The drenching thunderstorms will clear Philadelphia, Baltimore and Washington, D.C., by late Sunday night, then Atlantic City, N.J., and Richmond, Va., by Monday.
The drier air will work into New York City and Albany, N.Y., starting midday Monday.
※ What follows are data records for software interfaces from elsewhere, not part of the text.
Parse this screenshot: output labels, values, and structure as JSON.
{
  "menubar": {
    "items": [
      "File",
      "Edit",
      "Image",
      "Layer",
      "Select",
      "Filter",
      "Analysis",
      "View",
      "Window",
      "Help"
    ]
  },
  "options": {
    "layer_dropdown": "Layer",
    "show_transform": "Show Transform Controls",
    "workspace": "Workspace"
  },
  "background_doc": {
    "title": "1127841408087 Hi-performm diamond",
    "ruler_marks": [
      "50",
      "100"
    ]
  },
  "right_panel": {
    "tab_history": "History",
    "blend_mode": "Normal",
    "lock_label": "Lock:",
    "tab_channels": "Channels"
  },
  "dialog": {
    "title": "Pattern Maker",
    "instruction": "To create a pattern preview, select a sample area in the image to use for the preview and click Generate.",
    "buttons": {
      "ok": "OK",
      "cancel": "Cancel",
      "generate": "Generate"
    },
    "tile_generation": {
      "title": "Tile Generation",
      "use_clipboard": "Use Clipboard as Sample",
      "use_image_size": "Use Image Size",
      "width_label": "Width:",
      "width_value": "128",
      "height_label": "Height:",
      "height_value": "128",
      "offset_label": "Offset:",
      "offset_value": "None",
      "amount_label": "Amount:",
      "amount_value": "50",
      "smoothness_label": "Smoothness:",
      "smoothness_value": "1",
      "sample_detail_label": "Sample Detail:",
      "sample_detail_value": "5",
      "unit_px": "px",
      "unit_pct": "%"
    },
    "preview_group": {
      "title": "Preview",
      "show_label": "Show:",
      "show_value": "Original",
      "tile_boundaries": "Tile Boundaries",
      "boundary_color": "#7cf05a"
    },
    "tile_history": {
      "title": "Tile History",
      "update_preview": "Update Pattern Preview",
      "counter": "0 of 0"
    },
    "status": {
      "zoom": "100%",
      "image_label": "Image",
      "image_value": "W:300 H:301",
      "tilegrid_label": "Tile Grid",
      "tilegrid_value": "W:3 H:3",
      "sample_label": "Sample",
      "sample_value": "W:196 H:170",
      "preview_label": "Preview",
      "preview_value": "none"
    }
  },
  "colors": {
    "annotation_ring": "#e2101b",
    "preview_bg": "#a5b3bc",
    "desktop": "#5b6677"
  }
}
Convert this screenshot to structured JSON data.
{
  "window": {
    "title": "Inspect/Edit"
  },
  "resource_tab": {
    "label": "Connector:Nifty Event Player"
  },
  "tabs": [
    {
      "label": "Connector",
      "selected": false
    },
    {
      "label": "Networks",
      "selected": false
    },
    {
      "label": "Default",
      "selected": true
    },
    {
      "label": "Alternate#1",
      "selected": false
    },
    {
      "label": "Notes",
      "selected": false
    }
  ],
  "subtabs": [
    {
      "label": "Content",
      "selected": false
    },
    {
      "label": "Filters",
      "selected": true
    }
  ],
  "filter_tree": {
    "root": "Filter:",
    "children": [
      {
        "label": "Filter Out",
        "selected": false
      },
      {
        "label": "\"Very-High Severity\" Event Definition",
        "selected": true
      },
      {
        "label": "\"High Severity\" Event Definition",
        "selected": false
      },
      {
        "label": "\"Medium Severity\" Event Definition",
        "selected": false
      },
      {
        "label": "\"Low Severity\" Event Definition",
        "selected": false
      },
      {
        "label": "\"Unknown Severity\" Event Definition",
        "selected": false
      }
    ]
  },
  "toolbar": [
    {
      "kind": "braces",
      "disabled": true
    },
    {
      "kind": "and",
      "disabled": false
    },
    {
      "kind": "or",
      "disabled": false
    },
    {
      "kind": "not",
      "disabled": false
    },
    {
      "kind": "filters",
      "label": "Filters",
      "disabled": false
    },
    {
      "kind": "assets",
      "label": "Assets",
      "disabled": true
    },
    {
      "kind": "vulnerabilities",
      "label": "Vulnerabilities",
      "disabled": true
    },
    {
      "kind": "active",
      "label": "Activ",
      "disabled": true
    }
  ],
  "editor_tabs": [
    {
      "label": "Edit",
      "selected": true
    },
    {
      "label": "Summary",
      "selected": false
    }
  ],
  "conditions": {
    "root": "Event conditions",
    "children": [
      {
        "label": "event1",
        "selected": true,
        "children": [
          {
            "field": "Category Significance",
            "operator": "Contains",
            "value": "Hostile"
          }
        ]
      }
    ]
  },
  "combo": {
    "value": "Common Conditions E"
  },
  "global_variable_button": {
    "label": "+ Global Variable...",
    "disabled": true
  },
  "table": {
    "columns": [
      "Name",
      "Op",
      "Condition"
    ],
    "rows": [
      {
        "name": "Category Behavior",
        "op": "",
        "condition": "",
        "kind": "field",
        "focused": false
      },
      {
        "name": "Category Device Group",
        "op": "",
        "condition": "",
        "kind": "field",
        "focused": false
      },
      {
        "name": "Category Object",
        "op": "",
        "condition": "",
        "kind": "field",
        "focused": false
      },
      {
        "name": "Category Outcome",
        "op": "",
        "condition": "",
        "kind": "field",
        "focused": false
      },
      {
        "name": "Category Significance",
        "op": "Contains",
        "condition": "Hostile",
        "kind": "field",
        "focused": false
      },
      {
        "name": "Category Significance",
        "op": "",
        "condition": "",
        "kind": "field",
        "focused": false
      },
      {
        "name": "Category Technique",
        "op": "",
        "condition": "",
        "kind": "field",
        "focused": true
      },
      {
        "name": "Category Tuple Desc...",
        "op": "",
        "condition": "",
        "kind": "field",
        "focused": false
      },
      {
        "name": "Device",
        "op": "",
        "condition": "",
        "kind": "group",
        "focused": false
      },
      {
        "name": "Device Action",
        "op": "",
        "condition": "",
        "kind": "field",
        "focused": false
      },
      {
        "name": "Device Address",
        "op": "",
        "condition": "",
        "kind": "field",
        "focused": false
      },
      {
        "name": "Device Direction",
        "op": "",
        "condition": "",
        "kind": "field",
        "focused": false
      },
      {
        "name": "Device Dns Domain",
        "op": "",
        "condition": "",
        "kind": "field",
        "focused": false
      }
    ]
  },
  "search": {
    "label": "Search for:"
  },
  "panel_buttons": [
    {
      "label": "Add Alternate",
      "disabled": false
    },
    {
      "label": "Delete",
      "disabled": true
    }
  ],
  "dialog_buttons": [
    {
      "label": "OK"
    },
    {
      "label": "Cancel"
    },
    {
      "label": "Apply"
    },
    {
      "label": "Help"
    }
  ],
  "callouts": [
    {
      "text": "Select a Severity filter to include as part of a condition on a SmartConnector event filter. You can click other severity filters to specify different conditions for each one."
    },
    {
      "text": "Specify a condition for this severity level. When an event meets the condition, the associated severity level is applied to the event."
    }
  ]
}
The majority of the drenching thunderstorms must first pass through Sunday night, especially early, with a lingering shower to follow for Monday morning.
Monday night is when Boston and Portland will dry out.
The departure of the drenching showers and thunderstorms will be followed by the return of less humid air.
Partly sunny skies and highs in the mid-80s will compliment Monday in New York City, Philadelphia and Washington, D.C.
Farther to the north across the eastern Great Lakes and northern New England, the drop in humidity behind the cold front will not necessarily lead to dry weather.
Clouds and spotty showers will linger an extra day, Monday around the Great Lakes and Tuesday in northern New England as an area of low pressure moves through.
Monday will actually feel more like September than late July around the eastern Great Lakes, including in Buffalo, as temperatures are held to the upper 60s and lower 70s.